Reviews - What do customers think about Jessica: Library Edition?
A real treasure May 22, 2007
Few people are fortunate enough to be familiar with Bryce Courtenay outside of "The Power of One," about struggles in apartheid South Africa. This book is a gripping tale about life in the Australian outback. It will make you want to see this part of the land down under for yourself if you have not, and bring back vivid memories of your visit, if you have.
Hooked Again Feb 12, 2006
As usual Bryce Courtenay wrote a book about something I didn't think I'd be interested in and by the end I was blubbering like a baby. He's a powerful writer, he's my favorite author, and he doesn't disappoint with Jessica!
Jessica made me want to kill myself Jul 5, 2005
Jessica travelled through her short, yet tragic life with these massive black clouds trailing over her head, yet she always managed to keep her perky faith in people, no matter how evilly they treated her. The evil (NOT step!!) mother, the pretty sister that envied her, her doting father. Good old Jessica, no matter what happened she always came back smiling. Saving the drunken lawyer, she even cured the insane. And the finale, killed by a poisonous, vengeful viper. A fitting end to the saga of Jessica's life.
A Sweeping Australian Saga Aug 12, 2004

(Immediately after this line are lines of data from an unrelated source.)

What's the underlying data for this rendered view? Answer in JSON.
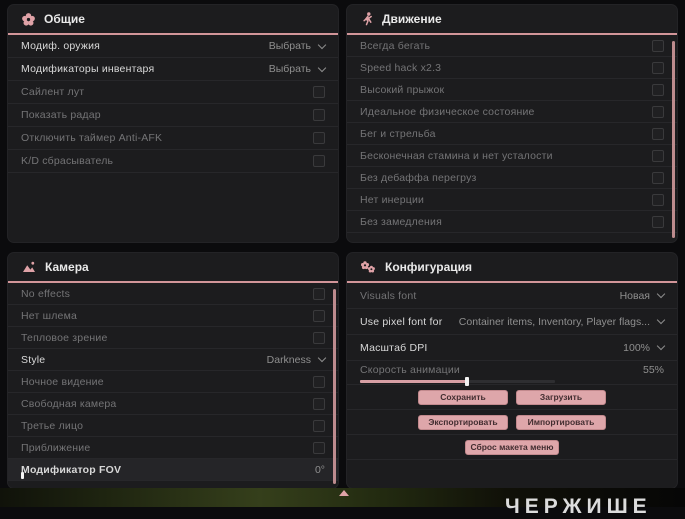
{
  "accent_color": "#dfa2a7",
  "header_underline_color": "#d29599",
  "button_color": "#dea6aa",
  "panels": {
    "general": {
      "title": "Общие",
      "icon": "flower-icon",
      "rows": [
        {
          "label": "Модиф. оружия",
          "control": "dropdown",
          "value": "Выбрать"
        },
        {
          "label": "Модификаторы инвентаря",
          "control": "dropdown",
          "value": "Выбрать"
        },
        {
          "label": "Сайлент лут",
          "control": "checkbox",
          "checked": false
        },
        {
          "label": "Показать радар",
          "control": "checkbox",
          "checked": false
        },
        {
          "label": "Отключить таймер Anti-AFK",
          "control": "checkbox",
          "checked": false
        },
        {
          "label": "K/D сбрасыватель",
          "control": "checkbox",
          "checked": false
        }
      ]
    },
    "movement": {
      "title": "Движение",
      "icon": "runner-icon",
      "rows": [
        {
          "label": "Всегда бегать",
          "control": "checkbox",
          "checked": false
        },
        {
          "label": "Speed hack x2.3",
          "control": "checkbox",
          "checked": false
        },
        {
          "label": "Высокий прыжок",
          "control": "checkbox",
          "checked": false
        },
        {
          "label": "Идеальное физическое состояние",
          "control": "checkbox",
          "checked": false
        },
        {
          "label": "Бег и стрельба",
          "control": "checkbox",
          "checked": false
        },
        {
          "label": "Бесконечная стамина и нет усталости",
          "control": "checkbox",
          "checked": false
        },
        {
          "label": "Без дебаффа перегруз",
          "control": "checkbox",
          "checked": false
        },
        {
          "label": "Нет инерции",
          "control": "checkbox",
          "checked": false
        },
        {
          "label": "Без замедления",
          "control": "checkbox",
          "checked": false
        }
      ]
    },
    "camera": {
      "title": "Камера",
      "icon": "image-icon",
      "rows": [
        {
          "label": "No effects",
          "control": "checkbox",
          "checked": false
        },
        {
          "label": "Нет шлема",
          "control": "checkbox",
          "checked": false
        },
        {
          "label": "Тепловое зрение",
          "control": "checkbox",
          "checked": false
        },
        {
          "label": "Style",
          "control": "dropdown",
          "value": "Darkness"
        },
        {
          "label": "Ночное видение",
          "control": "checkbox",
          "checked": false
        },
        {
          "label": "Свободная камера",
          "control": "checkbox",
          "checked": false
        },
        {
          "label": "Третье лицо",
          "control": "checkbox",
          "checked": false
        },
        {
          "label": "Приближение",
          "control": "checkbox",
          "checked": false
        },
        {
          "label": "Модификатор FOV",
          "control": "slider",
          "value": "0°"
        }
      ]
    },
    "config": {
      "title": "Конфигурация",
      "icon": "gears-icon",
      "rows": [
        {
          "label": "Visuals font",
          "control": "dropdown",
          "value": "Новая"
        },
        {
          "label": "Use pixel font for",
          "control": "dropdown",
          "value": "Container items, Inventory, Player flags..."
        },
        {
          "label": "Масштаб DPI",
          "control": "dropdown",
          "value": "100%"
        },
        {
          "label": "Скорость анимации",
          "control": "slider",
          "value": "55%"
        }
      ],
      "slider_percent": 55,
      "buttons": {
        "save": "Сохранить",
        "load": "Загрузить",
        "export": "Экспортировать",
        "import": "Импортировать",
        "reset": "Сброс макета меню"
      }
    }
  },
  "watermark": "ЧЕРЖИШЕ"
}
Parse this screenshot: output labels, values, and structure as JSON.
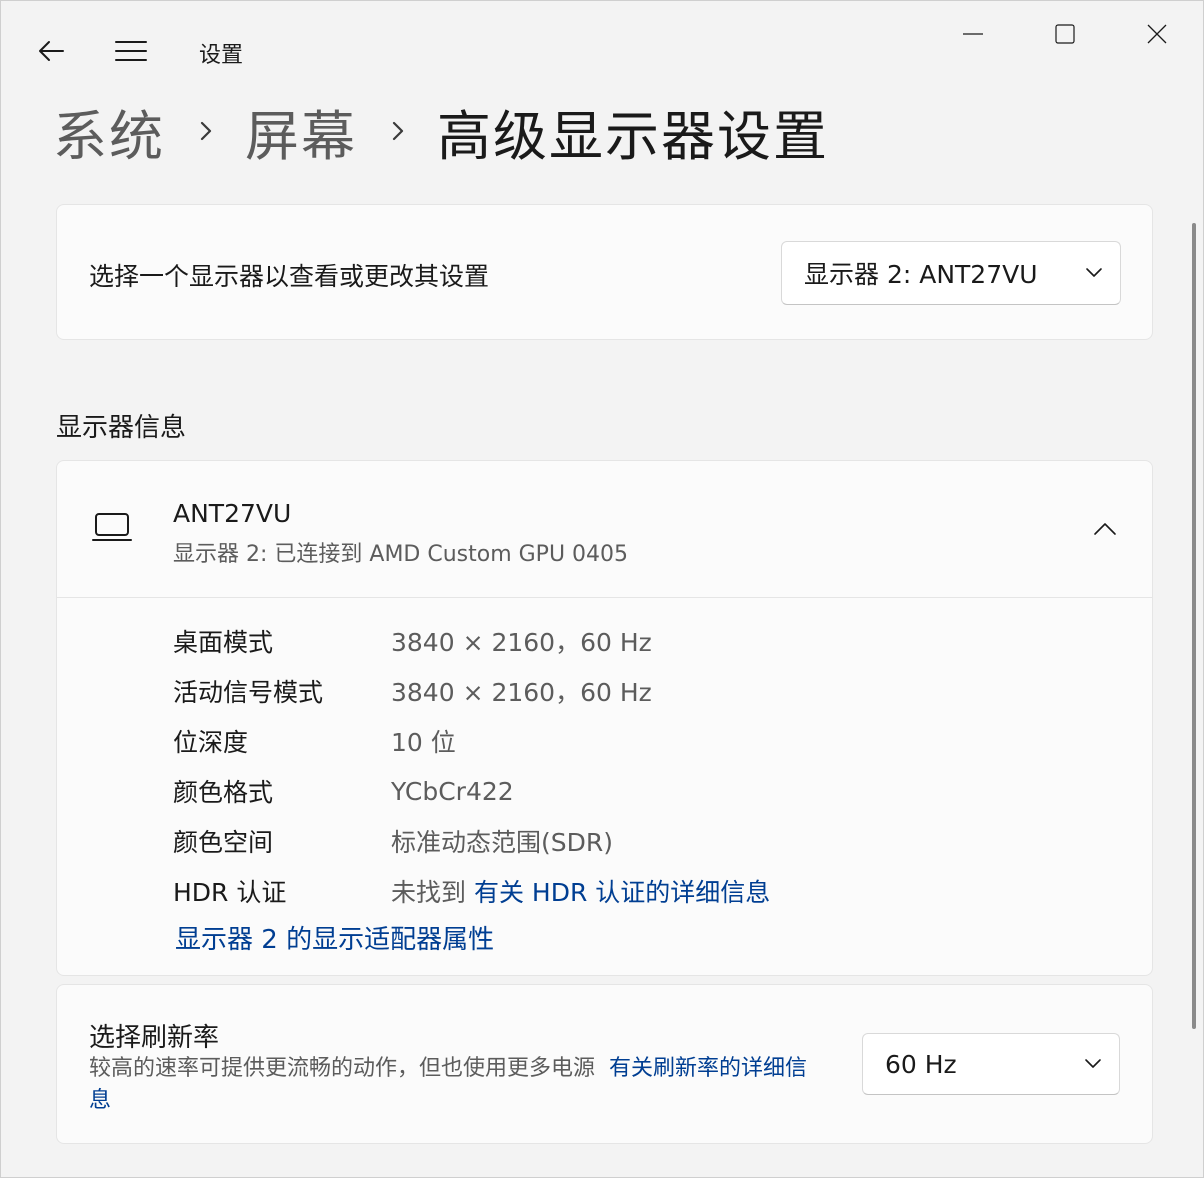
{
  "app": {
    "title": "设置"
  },
  "breadcrumb": {
    "items": [
      "系统",
      "屏幕",
      "高级显示器设置"
    ]
  },
  "monitor_select": {
    "label": "选择一个显示器以查看或更改其设置",
    "selected": "显示器 2: ANT27VU"
  },
  "display_info": {
    "section_title": "显示器信息",
    "monitor_name": "ANT27VU",
    "monitor_sub": "显示器 2: 已连接到 AMD Custom GPU 0405",
    "rows": [
      {
        "key": "桌面模式",
        "value": "3840 × 2160，60 Hz"
      },
      {
        "key": "活动信号模式",
        "value": "3840 × 2160，60 Hz"
      },
      {
        "key": "位深度",
        "value": "10 位"
      },
      {
        "key": "颜色格式",
        "value": "YCbCr422"
      },
      {
        "key": "颜色空间",
        "value": "标准动态范围(SDR)"
      }
    ],
    "hdr": {
      "key": "HDR 认证",
      "value": "未找到",
      "link": "有关 HDR 认证的详细信息"
    },
    "adapter_link": "显示器 2 的显示适配器属性"
  },
  "refresh_rate": {
    "title": "选择刷新率",
    "description": "较高的速率可提供更流畅的动作，但也使用更多电源",
    "link": "有关刷新率的详细信息",
    "selected": "60 Hz"
  },
  "icons": {
    "back": "back-arrow-icon",
    "menu": "hamburger-menu-icon",
    "minimize": "minimize-icon",
    "maximize": "maximize-icon",
    "close": "close-icon",
    "chevron_right": "chevron-right-icon",
    "chevron_down": "chevron-down-icon",
    "chevron_up": "chevron-up-icon",
    "monitor": "laptop-icon"
  },
  "colors": {
    "link": "#003e92",
    "background": "#f3f3f3",
    "card": "#fbfbfb"
  }
}
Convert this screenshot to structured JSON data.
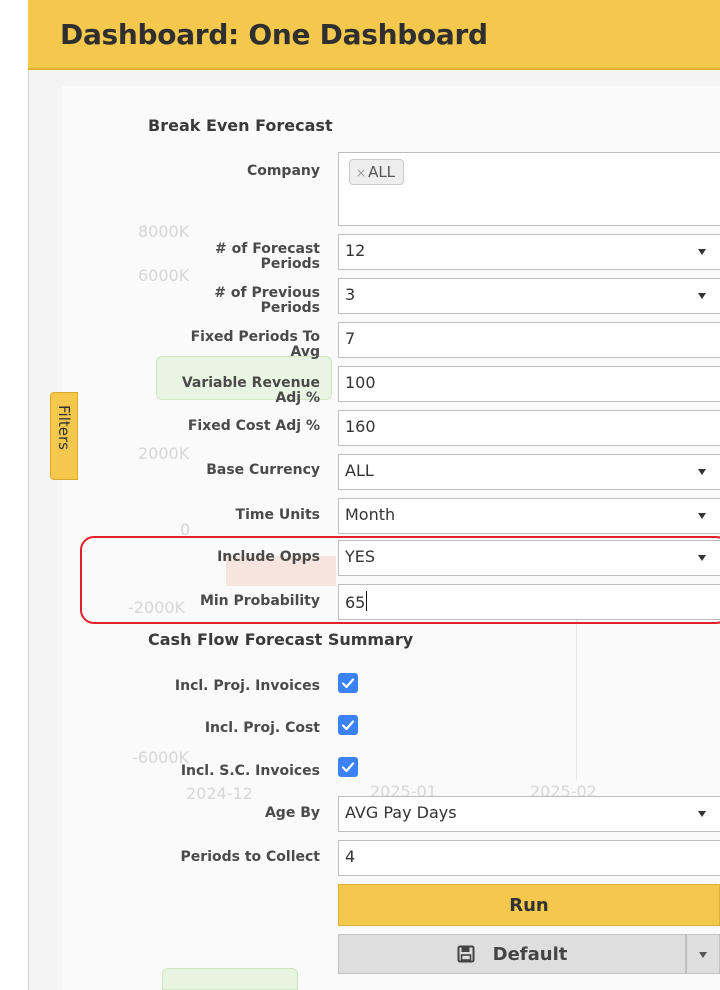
{
  "header": {
    "title": "Dashboard: One Dashboard"
  },
  "filters_tab": {
    "label": "Filters"
  },
  "break_even": {
    "heading": "Break Even Forecast",
    "company": {
      "label": "Company",
      "chip": "ALL",
      "chip_remove": "×"
    },
    "forecast_periods": {
      "label_line1": "# of Forecast",
      "label_line2": "Periods",
      "value": "12"
    },
    "previous_periods": {
      "label_line1": "# of Previous",
      "label_line2": "Periods",
      "value": "3"
    },
    "fixed_periods_avg": {
      "label_line1": "Fixed Periods To",
      "label_line2": "Avg",
      "value": "7"
    },
    "variable_revenue_adj": {
      "label_line1": "Variable Revenue",
      "label_line2": "Adj %",
      "value": "100"
    },
    "fixed_cost_adj": {
      "label": "Fixed Cost Adj %",
      "value": "160"
    },
    "base_currency": {
      "label": "Base Currency",
      "value": "ALL"
    },
    "time_units": {
      "label": "Time Units",
      "value": "Month"
    },
    "include_opps": {
      "label": "Include Opps",
      "value": "YES"
    },
    "min_probability": {
      "label": "Min Probability",
      "value": "65"
    }
  },
  "cash_flow": {
    "heading": "Cash Flow Forecast Summary",
    "incl_proj_invoices": {
      "label": "Incl. Proj. Invoices",
      "checked": true
    },
    "incl_proj_cost": {
      "label": "Incl. Proj. Cost",
      "checked": true
    },
    "incl_sc_invoices": {
      "label": "Incl. S.C. Invoices",
      "checked": true
    },
    "age_by": {
      "label": "Age By",
      "value": "AVG Pay Days"
    },
    "periods_to_collect": {
      "label": "Periods to Collect",
      "value": "4"
    }
  },
  "buttons": {
    "run": "Run",
    "default": "Default"
  },
  "background_chart": {
    "y_ticks": [
      "8000K",
      "6000K",
      "2000K",
      "0",
      "-2000K",
      "-6000K"
    ],
    "x_ticks": [
      "2024-12",
      "2025-01",
      "2025-02"
    ]
  },
  "colors": {
    "accent": "#f3c84d",
    "checkbox": "#3b82f6",
    "highlight": "#e0202a"
  }
}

I absolutely loved this book from Bryce Courtenay. I love all his work but this one is perhaps my favourite. I actually had received my copy of Jessica from a friend living in Australia a few years ago but never had the chance to read it until recently when I heard from several other friends from Australia that a mini-series was aired on television there based on this novel. They raved about it and I decided to take some time and finally read it. I couldn't put it down once I started reading and I sailed through nearly 700 pages in 3 days!
Bryce weaves an amazing tale about the coming of age struggles of a young woman in the wild sheep country of Australia circa 1915. He takes us on a wonderful journey following Jessica from her young "tomboy" stage when she accompanies her father to the sheep shearing station and she is befriended by the son of the rich station owner, through her blossoming as a strong willed woman. Jessica battles her own family and their secret agenda and helps others she meets along the way to find respect and justice in an unforgiving time and place.
I especially love how Bryce brings out so many social issues in his work while holding the readers interest with his colourful characters. Jessica is even more amazing when you find out that it is based on a true story.
I would love to see the mini-series based on this book but unfortunately none of Bryce's books are published in America and I doubt this mini-series will be aired here. That is so disappointing because Jessica as well as other books by Bryce Courtenay have so much to say to readers and Americans are missing out on some wonderful literature.
thought-provoking read Jul 9, 2004
I think this book has to be one of the best written books I have seen. It deals with many issues, including gender, race and class differences. Even though it is set in the past (before and during World War One), it has a huge relevance to life today. I cried so much throughout this book...even as a teenager I couldnt imagine the pain of what jessica went through. The fact that it is based on a true story makes it even more compelling. Also, having lived for a while in australia, I related to the setting and the characters. I would recommend this book to anyone, even the emotional because I believe anyone could get something out of it.